Timing is Key

A few months and a small change to the facts can make a huge difference in what you might owe or receive as a settlement in your divorce. That is why it is very important to consult a lawyer with extensive family law experience.

What about spending community funds after separation but before the division of property. The answer, like most answers in family law is “It depends on the specific facts.”

If you and your spouse have a savings account where all the money in that account was earned from your employment during the marriage, that account will almost certainly be characterized as community property. Since it is a cash account, the value is the amount in the account. Half of the money at the date of separation in the account is owed to one spouse and half to other. That isn’t all that complicated so why would it be a problem to take half?


You Still Have Responsibilities

Even if the divorce hasn’t been filed, both you and your spouse have certain duties toward one another. Those duties extend to how you handle your community property money. Family Code section 721 defines these as a “fiduciary duty” but the code does not really help answer what that means to you.
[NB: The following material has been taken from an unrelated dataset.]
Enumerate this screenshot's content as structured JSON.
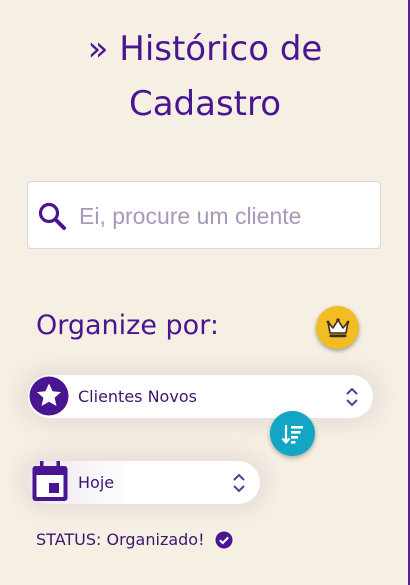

An attorney should be consulted if community property money is going to be used for a purpose that may not benefit the community. That could be a major issue later on in your divorce if you don’t take the necessary steps to properly access the funds. The fiduciary duty lasts from the day you marry your spouse until the date you receive your final Judgment (Divorce Decree) with the property division in it.

Once a divorce has been filed, there are additional restrictions beyond the fiduciary duty that take effect immediately on the party who filed. These are commonly called “Automatic Temporary Restraining Orders” or ATROs. These ATROs are found on the Family Law Summons, which is one of the required documents to get a divorce. Once the non-filing party is served with the Summons, the ATROs apply to them as well. The ATROs state, among other things, that a person cannot hide, encumber, or transfer community or separate property assets. If you use money in your joint savings account, that is transferring the money to someone else. You aren’t normally allowed to do that.

What if you need that money to pay your rent or mortgage or to hire a lawyer? There are exceptions to the ATROs to make sure that the asset is protected but that parties have limited access to their funds. You can use community property for the necessities of life such as food, housing, transportation, medical care, and other needs. Consult a lawyer if you aren’t sure if the purpose falls within the exception. The ATROs also makes an exception for funds used in the normal course of business operations if there is a business owned by the community or one of the parties to the divorce. Finally, assets can be used to hire a lawyer to assist in the divorce process. The ATROs expire when your final Judgment with property division has been entered.


The Time to Act is NOW

You should contact a lawyer immediately if you plan on filing for divorce or if you have been served with a divorce Petition. The rules regarding how and when you can use your property can be strict. The faster your property is divided, the sooner the fiduciary duty ends, the sooner the ATROs expire, and the quicker you can use your assets and property the way you would like them used.